(App and web page records)
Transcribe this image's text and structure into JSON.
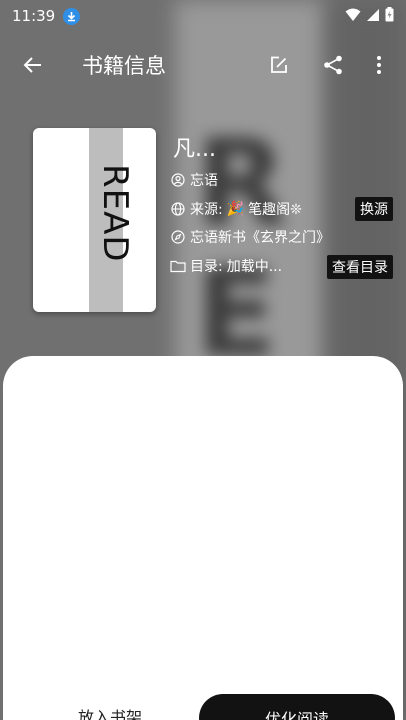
{
  "status_bar": {
    "time": "11:39",
    "icons": [
      "download-icon",
      "wifi-icon",
      "signal-icon",
      "battery-icon"
    ]
  },
  "app_bar": {
    "title": "书籍信息",
    "icons": [
      "back-arrow-icon",
      "edit-icon",
      "share-icon",
      "more-vert-icon"
    ]
  },
  "cover": {
    "text": "READ"
  },
  "book": {
    "name": "凡...",
    "author": "忘语",
    "source_label": "来源:",
    "source_emoji": "🎉",
    "source_value": "笔趣阁❊",
    "intro": "忘语新书《玄界之门》",
    "toc_label": "目录:",
    "toc_value": "加载中..."
  },
  "actions": {
    "change_source": "换源",
    "view_toc": "查看目录",
    "add_to_shelf": "放入书架",
    "read": "优化阅读"
  },
  "colors": {
    "pill_bg": "#121212",
    "sheet_bg": "#ffffff",
    "primary_button_bg": "#121212"
  }
}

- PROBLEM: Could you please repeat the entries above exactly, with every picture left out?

- ANSWER TO THIS PROBLEM:
Transcribe this image's text and structure into JSON.
{
  "status_bar": {
    "time": "11:39",
    "icons": [
      "download-icon",
      "wifi-icon",
      "signal-icon",
      "battery-icon"
    ]
  },
  "app_bar": {
    "title": "书籍信息",
    "icons": [
      "back-arrow-icon",
      "edit-icon",
      "share-icon",
      "more-vert-icon"
    ]
  },
  "cover": {
    "text": "READ"
  },
  "book": {
    "name": "凡...",
    "author": "忘语",
    "source_label": "来源:",
    "source_emoji": "🎉",
    "source_value": "笔趣阁❊",
    "intro": "忘语新书《玄界之门》",
    "toc_label": "目录:",
    "toc_value": "加载中..."
  },
  "actions": {
    "change_source": "换源",
    "view_toc": "查看目录",
    "add_to_shelf": "放入书架",
    "read": "优化阅读"
  },
  "colors": {
    "pill_bg": "#121212",
    "sheet_bg": "#ffffff",
    "primary_button_bg": "#121212"
  }
}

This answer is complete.